:: PROBLEM DETAILS ::
The response should consist of every record, reproduced exactly.

:: DATA RECORDS ::
_ _ _ _ _

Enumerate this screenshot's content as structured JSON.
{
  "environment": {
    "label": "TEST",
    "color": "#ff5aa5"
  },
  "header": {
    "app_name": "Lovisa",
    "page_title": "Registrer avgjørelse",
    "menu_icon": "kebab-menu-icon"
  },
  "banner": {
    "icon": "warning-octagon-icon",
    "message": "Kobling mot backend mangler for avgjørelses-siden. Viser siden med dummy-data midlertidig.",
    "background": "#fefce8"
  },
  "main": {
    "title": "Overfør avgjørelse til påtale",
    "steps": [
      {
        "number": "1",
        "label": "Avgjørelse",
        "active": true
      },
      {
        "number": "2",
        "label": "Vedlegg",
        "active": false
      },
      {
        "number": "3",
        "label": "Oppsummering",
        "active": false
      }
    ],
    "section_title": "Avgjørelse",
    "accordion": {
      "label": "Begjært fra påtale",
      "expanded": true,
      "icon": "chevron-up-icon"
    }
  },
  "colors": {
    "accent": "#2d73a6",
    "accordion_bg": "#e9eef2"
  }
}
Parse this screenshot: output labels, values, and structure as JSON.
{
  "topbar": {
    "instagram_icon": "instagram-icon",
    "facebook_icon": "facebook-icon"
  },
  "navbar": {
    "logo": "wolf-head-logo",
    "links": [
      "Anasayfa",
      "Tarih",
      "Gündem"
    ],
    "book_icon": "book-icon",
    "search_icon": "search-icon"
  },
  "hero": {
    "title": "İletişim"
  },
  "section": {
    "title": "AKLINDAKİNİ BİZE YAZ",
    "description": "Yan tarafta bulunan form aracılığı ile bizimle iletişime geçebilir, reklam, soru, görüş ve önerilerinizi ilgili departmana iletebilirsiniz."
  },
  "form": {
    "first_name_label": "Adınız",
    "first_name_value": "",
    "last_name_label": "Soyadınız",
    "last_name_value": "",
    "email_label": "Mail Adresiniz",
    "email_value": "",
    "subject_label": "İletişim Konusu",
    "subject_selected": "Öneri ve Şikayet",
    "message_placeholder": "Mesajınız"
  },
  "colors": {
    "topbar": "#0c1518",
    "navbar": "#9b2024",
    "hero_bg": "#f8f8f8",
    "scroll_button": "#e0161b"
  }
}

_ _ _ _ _

:: WRITTEN RESPONSE ::
Enumerate this screenshot's content as structured JSON.
{
  "environment": {
    "label": "TEST",
    "color": "#ff5aa5"
  },
  "header": {
    "app_name": "Lovisa",
    "page_title": "Registrer avgjørelse",
    "menu_icon": "kebab-menu-icon"
  },
  "banner": {
    "icon": "warning-octagon-icon",
    "message": "Kobling mot backend mangler for avgjørelses-siden. Viser siden med dummy-data midlertidig.",
    "background": "#fefce8"
  },
  "main": {
    "title": "Overfør avgjørelse til påtale",
    "steps": [
      {
        "number": "1",
        "label": "Avgjørelse",
        "active": true
      },
      {
        "number": "2",
        "label": "Vedlegg",
        "active": false
      },
      {
        "number": "3",
        "label": "Oppsummering",
        "active": false
      }
    ],
    "section_title": "Avgjørelse",
    "accordion": {
      "label": "Begjært fra påtale",
      "expanded": true,
      "icon": "chevron-up-icon"
    }
  },
  "colors": {
    "accent": "#2d73a6",
    "accordion_bg": "#e9eef2"
  }
}
Parse this screenshot: output labels, values, and structure as JSON.
{
  "topbar": {
    "instagram_icon": "instagram-icon",
    "facebook_icon": "facebook-icon"
  },
  "navbar": {
    "logo": "wolf-head-logo",
    "links": [
      "Anasayfa",
      "Tarih",
      "Gündem"
    ],
    "book_icon": "book-icon",
    "search_icon": "search-icon"
  },
  "hero": {
    "title": "İletişim"
  },
  "section": {
    "title": "AKLINDAKİNİ BİZE YAZ",
    "description": "Yan tarafta bulunan form aracılığı ile bizimle iletişime geçebilir, reklam, soru, görüş ve önerilerinizi ilgili departmana iletebilirsiniz."
  },
  "form": {
    "first_name_label": "Adınız",
    "first_name_value": "",
    "last_name_label": "Soyadınız",
    "last_name_value": "",
    "email_label": "Mail Adresiniz",
    "email_value": "",
    "subject_label": "İletişim Konusu",
    "subject_selected": "Öneri ve Şikayet",
    "message_placeholder": "Mesajınız"
  },
  "colors": {
    "topbar": "#0c1518",
    "navbar": "#9b2024",
    "hero_bg": "#f8f8f8",
    "scroll_button": "#e0161b"
  }
}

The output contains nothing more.